Data excerpts:

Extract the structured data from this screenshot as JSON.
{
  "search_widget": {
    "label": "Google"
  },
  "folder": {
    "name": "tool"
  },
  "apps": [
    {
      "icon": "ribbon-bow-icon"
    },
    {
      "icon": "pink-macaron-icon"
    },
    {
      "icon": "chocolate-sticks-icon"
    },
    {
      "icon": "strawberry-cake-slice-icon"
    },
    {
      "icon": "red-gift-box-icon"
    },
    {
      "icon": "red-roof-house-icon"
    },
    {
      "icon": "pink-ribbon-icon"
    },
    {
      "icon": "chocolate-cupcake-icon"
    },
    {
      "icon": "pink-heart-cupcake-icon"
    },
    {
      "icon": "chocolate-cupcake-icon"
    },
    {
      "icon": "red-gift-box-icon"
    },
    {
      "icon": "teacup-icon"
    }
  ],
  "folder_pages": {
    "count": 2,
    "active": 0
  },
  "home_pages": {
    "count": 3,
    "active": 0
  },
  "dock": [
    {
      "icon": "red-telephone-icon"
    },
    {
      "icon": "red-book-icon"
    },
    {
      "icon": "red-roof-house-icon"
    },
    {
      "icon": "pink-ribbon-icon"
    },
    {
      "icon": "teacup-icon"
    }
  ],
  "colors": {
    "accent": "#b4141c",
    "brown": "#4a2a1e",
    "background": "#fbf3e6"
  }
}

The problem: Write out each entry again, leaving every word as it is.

Answer to the problem:
Extract the structured data from this screenshot as JSON.
{
  "search_widget": {
    "label": "Google"
  },
  "folder": {
    "name": "tool"
  },
  "apps": [
    {
      "icon": "ribbon-bow-icon"
    },
    {
      "icon": "pink-macaron-icon"
    },
    {
      "icon": "chocolate-sticks-icon"
    },
    {
      "icon": "strawberry-cake-slice-icon"
    },
    {
      "icon": "red-gift-box-icon"
    },
    {
      "icon": "red-roof-house-icon"
    },
    {
      "icon": "pink-ribbon-icon"
    },
    {
      "icon": "chocolate-cupcake-icon"
    },
    {
      "icon": "pink-heart-cupcake-icon"
    },
    {
      "icon": "chocolate-cupcake-icon"
    },
    {
      "icon": "red-gift-box-icon"
    },
    {
      "icon": "teacup-icon"
    }
  ],
  "folder_pages": {
    "count": 2,
    "active": 0
  },
  "home_pages": {
    "count": 3,
    "active": 0
  },
  "dock": [
    {
      "icon": "red-telephone-icon"
    },
    {
      "icon": "red-book-icon"
    },
    {
      "icon": "red-roof-house-icon"
    },
    {
      "icon": "pink-ribbon-icon"
    },
    {
      "icon": "teacup-icon"
    }
  ],
  "colors": {
    "accent": "#b4141c",
    "brown": "#4a2a1e",
    "background": "#fbf3e6"
  }
}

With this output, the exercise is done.